Extracted data >>
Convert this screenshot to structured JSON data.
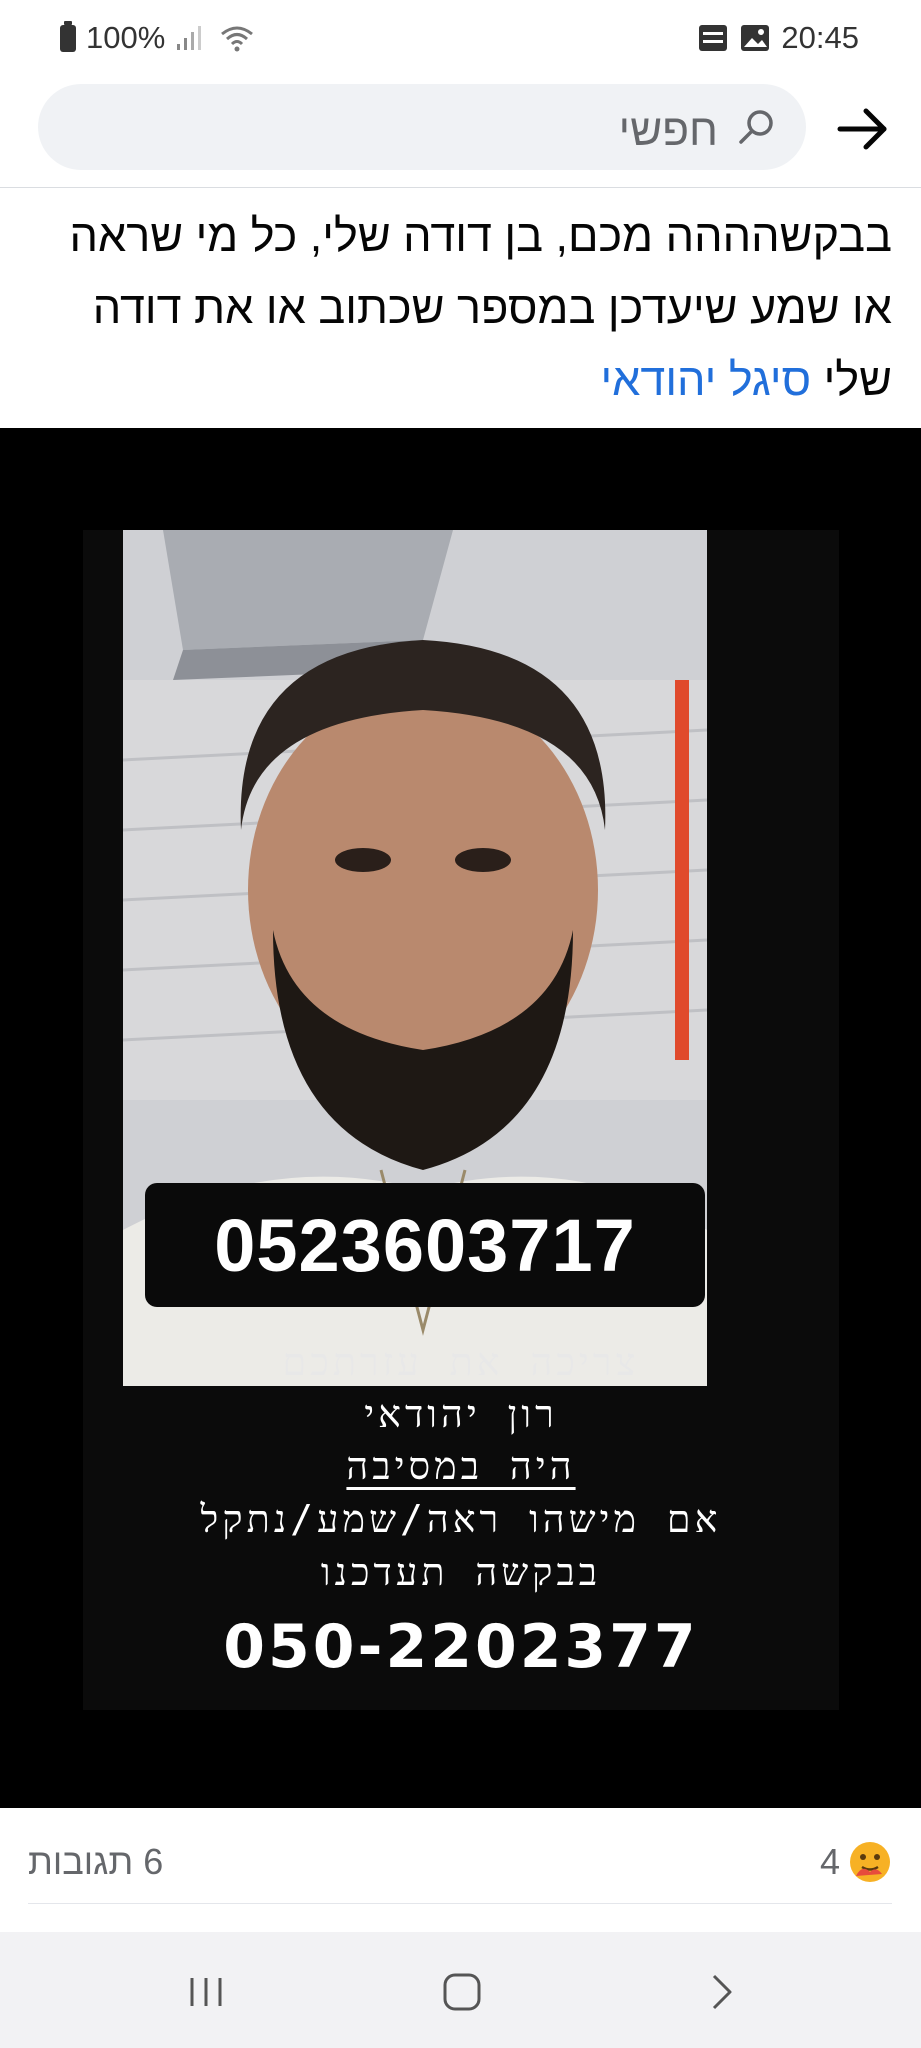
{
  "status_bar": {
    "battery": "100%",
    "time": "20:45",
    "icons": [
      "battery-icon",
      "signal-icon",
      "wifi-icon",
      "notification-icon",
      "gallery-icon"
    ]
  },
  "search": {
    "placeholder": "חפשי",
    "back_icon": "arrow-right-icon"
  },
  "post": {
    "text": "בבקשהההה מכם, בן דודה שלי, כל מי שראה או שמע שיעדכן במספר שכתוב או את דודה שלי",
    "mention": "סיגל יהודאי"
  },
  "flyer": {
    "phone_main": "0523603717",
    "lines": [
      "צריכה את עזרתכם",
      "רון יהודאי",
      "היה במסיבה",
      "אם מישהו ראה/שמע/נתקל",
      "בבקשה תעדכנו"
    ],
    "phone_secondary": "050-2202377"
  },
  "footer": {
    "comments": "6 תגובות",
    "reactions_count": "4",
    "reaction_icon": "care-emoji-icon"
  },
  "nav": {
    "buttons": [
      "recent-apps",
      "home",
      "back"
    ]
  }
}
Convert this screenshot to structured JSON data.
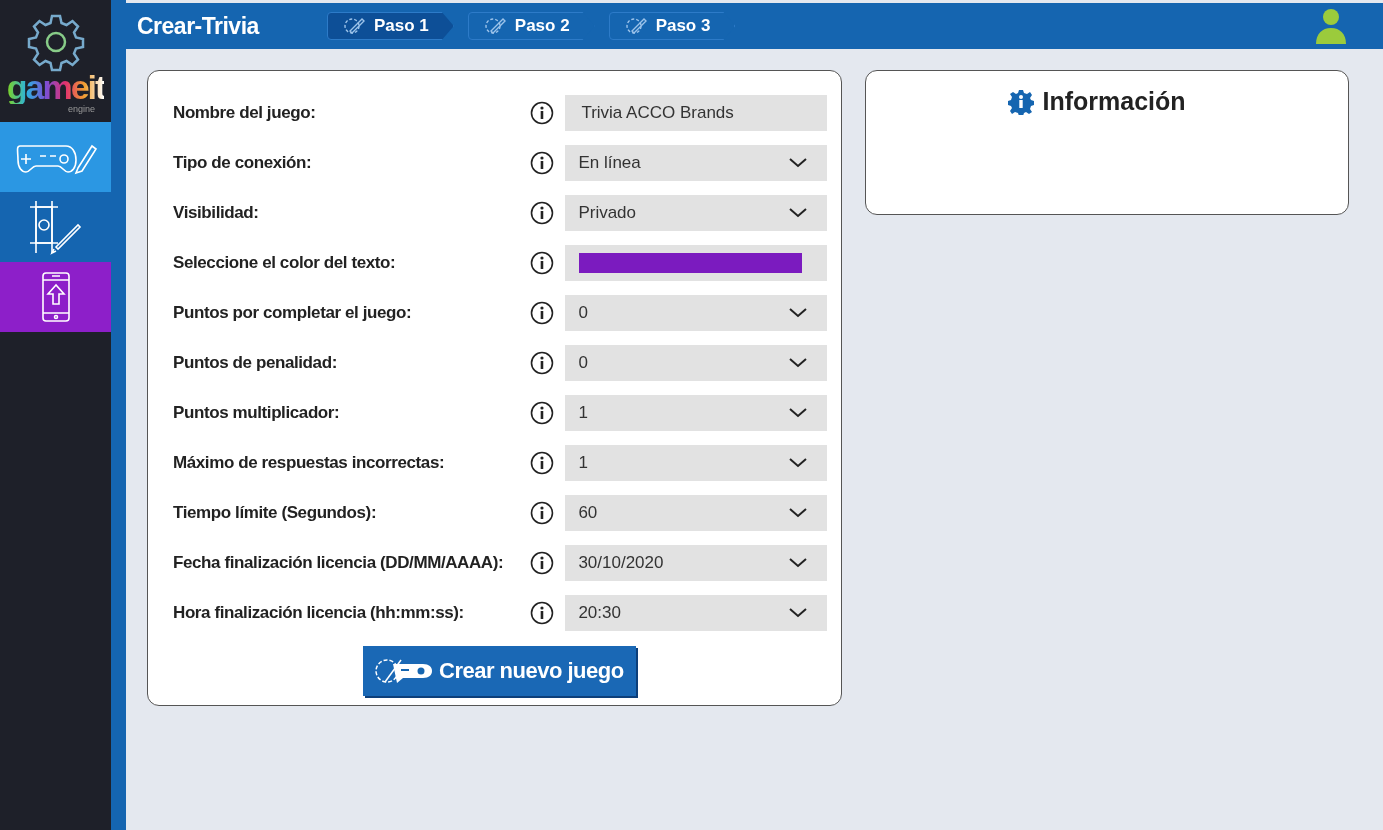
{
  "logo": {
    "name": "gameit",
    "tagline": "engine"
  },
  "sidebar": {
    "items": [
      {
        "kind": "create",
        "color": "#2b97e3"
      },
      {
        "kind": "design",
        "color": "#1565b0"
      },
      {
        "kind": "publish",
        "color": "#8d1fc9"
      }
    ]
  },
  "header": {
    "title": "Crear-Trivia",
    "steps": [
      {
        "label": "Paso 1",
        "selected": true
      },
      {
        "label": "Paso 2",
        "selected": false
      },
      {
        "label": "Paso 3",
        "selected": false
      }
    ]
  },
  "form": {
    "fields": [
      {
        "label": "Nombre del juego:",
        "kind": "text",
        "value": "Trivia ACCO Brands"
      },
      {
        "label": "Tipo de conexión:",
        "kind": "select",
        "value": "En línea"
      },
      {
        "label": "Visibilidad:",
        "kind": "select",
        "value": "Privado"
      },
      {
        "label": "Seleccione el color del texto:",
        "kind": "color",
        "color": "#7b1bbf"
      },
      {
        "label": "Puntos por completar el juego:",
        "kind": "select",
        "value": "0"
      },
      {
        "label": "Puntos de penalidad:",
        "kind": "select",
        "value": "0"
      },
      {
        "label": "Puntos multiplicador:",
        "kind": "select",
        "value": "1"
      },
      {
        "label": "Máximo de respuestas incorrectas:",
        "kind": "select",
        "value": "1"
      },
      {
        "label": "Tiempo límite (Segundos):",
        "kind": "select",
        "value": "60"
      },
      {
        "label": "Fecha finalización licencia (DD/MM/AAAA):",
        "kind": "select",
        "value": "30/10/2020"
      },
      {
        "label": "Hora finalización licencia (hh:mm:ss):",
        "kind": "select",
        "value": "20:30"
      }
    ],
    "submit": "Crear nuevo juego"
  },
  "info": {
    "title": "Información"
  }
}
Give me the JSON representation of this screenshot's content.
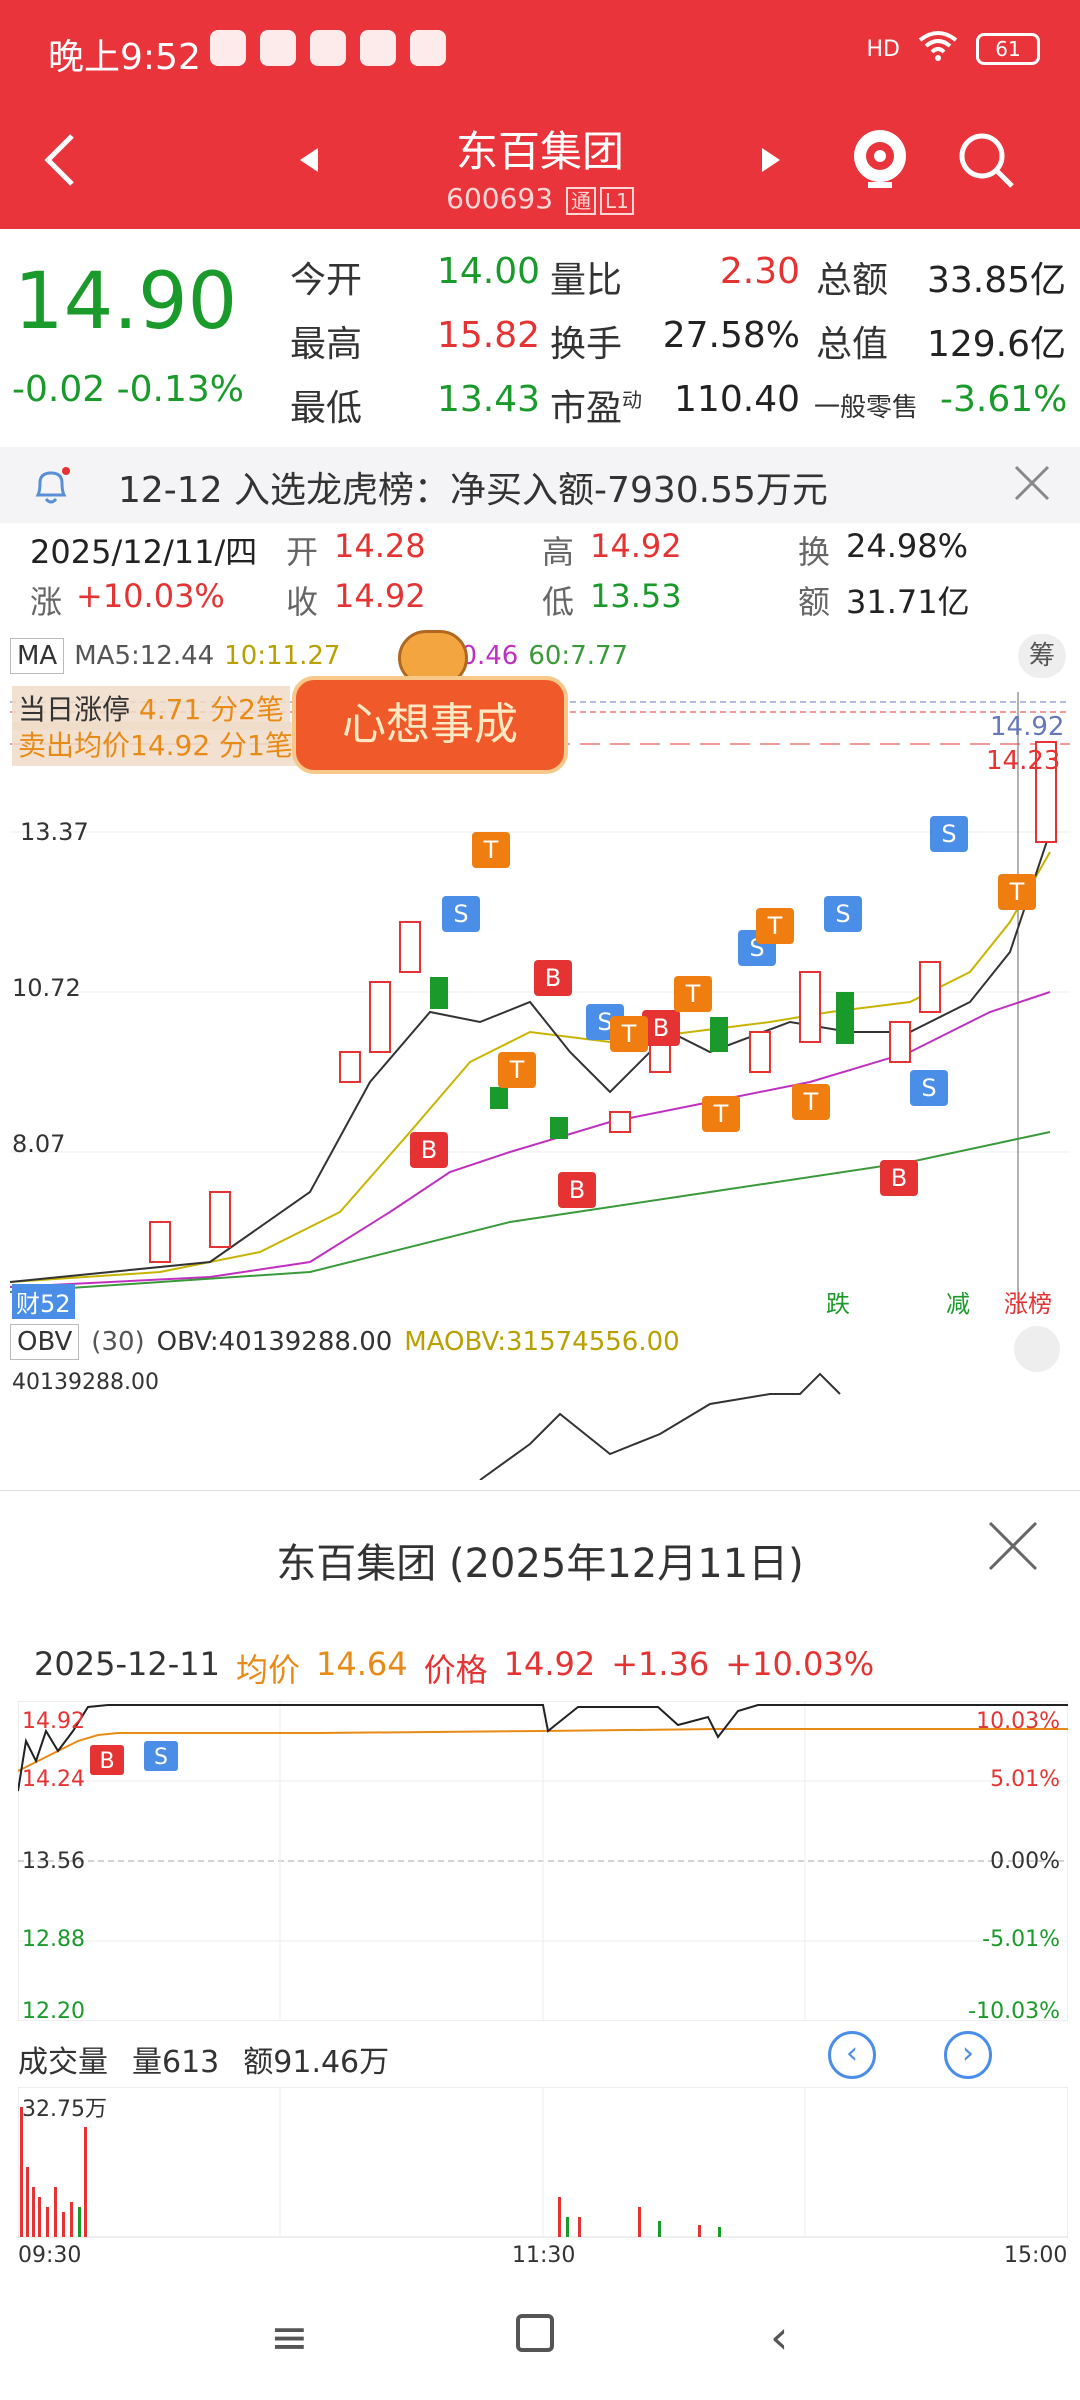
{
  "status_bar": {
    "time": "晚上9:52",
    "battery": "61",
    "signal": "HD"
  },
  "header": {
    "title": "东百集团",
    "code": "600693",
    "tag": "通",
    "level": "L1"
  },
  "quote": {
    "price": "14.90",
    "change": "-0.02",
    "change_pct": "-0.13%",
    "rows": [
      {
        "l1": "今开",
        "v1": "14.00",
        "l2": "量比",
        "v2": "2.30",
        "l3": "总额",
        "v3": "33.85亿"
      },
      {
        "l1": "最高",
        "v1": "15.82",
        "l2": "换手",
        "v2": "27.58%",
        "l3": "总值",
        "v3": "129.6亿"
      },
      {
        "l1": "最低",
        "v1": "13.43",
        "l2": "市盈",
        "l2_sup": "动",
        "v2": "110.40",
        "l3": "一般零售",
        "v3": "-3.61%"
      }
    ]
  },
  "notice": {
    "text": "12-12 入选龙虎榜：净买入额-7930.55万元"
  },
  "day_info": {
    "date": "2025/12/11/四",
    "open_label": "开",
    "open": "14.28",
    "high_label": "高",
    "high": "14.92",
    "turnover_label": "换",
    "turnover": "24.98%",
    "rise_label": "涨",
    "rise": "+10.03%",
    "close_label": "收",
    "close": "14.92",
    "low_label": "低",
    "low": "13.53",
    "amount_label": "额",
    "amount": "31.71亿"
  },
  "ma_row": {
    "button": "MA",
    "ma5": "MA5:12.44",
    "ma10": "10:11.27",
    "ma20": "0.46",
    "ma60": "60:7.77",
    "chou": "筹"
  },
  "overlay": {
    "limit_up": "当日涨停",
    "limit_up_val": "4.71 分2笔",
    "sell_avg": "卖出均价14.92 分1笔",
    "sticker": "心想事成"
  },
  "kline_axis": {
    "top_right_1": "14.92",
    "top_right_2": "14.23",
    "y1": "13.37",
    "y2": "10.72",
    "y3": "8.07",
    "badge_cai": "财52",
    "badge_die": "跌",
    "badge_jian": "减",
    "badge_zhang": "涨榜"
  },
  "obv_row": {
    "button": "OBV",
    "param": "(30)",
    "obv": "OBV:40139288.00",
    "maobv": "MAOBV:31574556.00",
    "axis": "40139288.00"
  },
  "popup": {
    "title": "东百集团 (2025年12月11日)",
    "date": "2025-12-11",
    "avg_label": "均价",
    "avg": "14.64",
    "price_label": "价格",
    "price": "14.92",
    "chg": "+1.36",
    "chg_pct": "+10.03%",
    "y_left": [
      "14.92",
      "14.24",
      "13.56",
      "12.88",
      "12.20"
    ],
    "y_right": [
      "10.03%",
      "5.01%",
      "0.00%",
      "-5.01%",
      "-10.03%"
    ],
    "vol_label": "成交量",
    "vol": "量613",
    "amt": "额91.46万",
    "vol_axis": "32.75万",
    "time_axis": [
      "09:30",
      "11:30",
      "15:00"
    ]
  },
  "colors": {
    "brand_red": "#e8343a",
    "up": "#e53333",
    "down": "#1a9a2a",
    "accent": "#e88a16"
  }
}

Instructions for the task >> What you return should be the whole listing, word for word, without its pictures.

Solved problem >>
Convert this screenshot to structured JSON data.
{
  "status_bar": {
    "battery": "100%",
    "time": "20:45",
    "icons": [
      "battery-icon",
      "signal-icon",
      "wifi-icon",
      "notification-icon",
      "gallery-icon"
    ]
  },
  "search": {
    "placeholder": "חפשי",
    "back_icon": "arrow-right-icon"
  },
  "post": {
    "text": "בבקשהההה מכם, בן דודה שלי, כל מי שראה או שמע שיעדכן במספר שכתוב או את דודה שלי",
    "mention": "סיגל יהודאי"
  },
  "flyer": {
    "phone_main": "0523603717",
    "lines": [
      "צריכה את עזרתכם",
      "רון יהודאי",
      "היה במסיבה",
      "אם מישהו ראה/שמע/נתקל",
      "בבקשה תעדכנו"
    ],
    "phone_secondary": "050-2202377"
  },
  "footer": {
    "comments": "6 תגובות",
    "reactions_count": "4",
    "reaction_icon": "care-emoji-icon"
  },
  "nav": {
    "buttons": [
      "recent-apps",
      "home",
      "back"
    ]
  }
}
Convert this screenshot to structured JSON data.
{
  "logo": {
    "name": "gameit",
    "tagline": "engine"
  },
  "sidebar": {
    "items": [
      {
        "kind": "create",
        "color": "#2b97e3"
      },
      {
        "kind": "design",
        "color": "#1565b0"
      },
      {
        "kind": "publish",
        "color": "#8d1fc9"
      }
    ]
  },
  "header": {
    "title": "Crear-Trivia",
    "steps": [
      {
        "label": "Paso 1",
        "selected": true
      },
      {
        "label": "Paso 2",
        "selected": false
      },
      {
        "label": "Paso 3",
        "selected": false
      }
    ]
  },
  "form": {
    "fields": [
      {
        "label": "Nombre del juego:",
        "kind": "text",
        "value": "Trivia ACCO Brands"
      },
      {
        "label": "Tipo de conexión:",
        "kind": "select",
        "value": "En línea"
      },
      {
        "label": "Visibilidad:",
        "kind": "select",
        "value": "Privado"
      },
      {
        "label": "Seleccione el color del texto:",
        "kind": "color",
        "color": "#7b1bbf"
      },
      {
        "label": "Puntos por completar el juego:",
        "kind": "select",
        "value": "0"
      },
      {
        "label": "Puntos de penalidad:",
        "kind": "select",
        "value": "0"
      },
      {
        "label": "Puntos multiplicador:",
        "kind": "select",
        "value": "1"
      },
      {
        "label": "Máximo de respuestas incorrectas:",
        "kind": "select",
        "value": "1"
      },
      {
        "label": "Tiempo límite (Segundos):",
        "kind": "select",
        "value": "60"
      },
      {
        "label": "Fecha finalización licencia (DD/MM/AAAA):",
        "kind": "select",
        "value": "30/10/2020"
      },
      {
        "label": "Hora finalización licencia (hh:mm:ss):",
        "kind": "select",
        "value": "20:30"
      }
    ],
    "submit": "Crear nuevo juego"
  },
  "info": {
    "title": "Información"
  }
}
Give me the JSON representation of this screenshot's content.
{
  "status_bar": {
    "time": "晚上9:52",
    "battery": "61",
    "signal": "HD"
  },
  "header": {
    "title": "东百集团",
    "code": "600693",
    "tag": "通",
    "level": "L1"
  },
  "quote": {
    "price": "14.90",
    "change": "-0.02",
    "change_pct": "-0.13%",
    "rows": [
      {
        "l1": "今开",
        "v1": "14.00",
        "l2": "量比",
        "v2": "2.30",
        "l3": "总额",
        "v3": "33.85亿"
      },
      {
        "l1": "最高",
        "v1": "15.82",
        "l2": "换手",
        "v2": "27.58%",
        "l3": "总值",
        "v3": "129.6亿"
      },
      {
        "l1": "最低",
        "v1": "13.43",
        "l2": "市盈",
        "l2_sup": "动",
        "v2": "110.40",
        "l3": "一般零售",
        "v3": "-3.61%"
      }
    ]
  },
  "notice": {
    "text": "12-12 入选龙虎榜：净买入额-7930.55万元"
  },
  "day_info": {
    "date": "2025/12/11/四",
    "open_label": "开",
    "open": "14.28",
    "high_label": "高",
    "high": "14.92",
    "turnover_label": "换",
    "turnover": "24.98%",
    "rise_label": "涨",
    "rise": "+10.03%",
    "close_label": "收",
    "close": "14.92",
    "low_label": "低",
    "low": "13.53",
    "amount_label": "额",
    "amount": "31.71亿"
  },
  "ma_row": {
    "button": "MA",
    "ma5": "MA5:12.44",
    "ma10": "10:11.27",
    "ma20": "0.46",
    "ma60": "60:7.77",
    "chou": "筹"
  },
  "overlay": {
    "limit_up": "当日涨停",
    "limit_up_val": "4.71 分2笔",
    "sell_avg": "卖出均价14.92 分1笔",
    "sticker": "心想事成"
  },
  "kline_axis": {
    "top_right_1": "14.92",
    "top_right_2": "14.23",
    "y1": "13.37",
    "y2": "10.72",
    "y3": "8.07",
    "badge_cai": "财52",
    "badge_die": "跌",
    "badge_jian": "减",
    "badge_zhang": "涨榜"
  },
  "obv_row": {
    "button": "OBV",
    "param": "(30)",
    "obv": "OBV:40139288.00",
    "maobv": "MAOBV:31574556.00",
    "axis": "40139288.00"
  },
  "popup": {
    "title": "东百集团 (2025年12月11日)",
    "date": "2025-12-11",
    "avg_label": "均价",
    "avg": "14.64",
    "price_label": "价格",
    "price": "14.92",
    "chg": "+1.36",
    "chg_pct": "+10.03%",
    "y_left": [
      "14.92",
      "14.24",
      "13.56",
      "12.88",
      "12.20"
    ],
    "y_right": [
      "10.03%",
      "5.01%",
      "0.00%",
      "-5.01%",
      "-10.03%"
    ],
    "vol_label": "成交量",
    "vol": "量613",
    "amt": "额91.46万",
    "vol_axis": "32.75万",
    "time_axis": [
      "09:30",
      "11:30",
      "15:00"
    ]
  },
  "colors": {
    "brand_red": "#e8343a",
    "up": "#e53333",
    "down": "#1a9a2a",
    "accent": "#e88a16"
  }
}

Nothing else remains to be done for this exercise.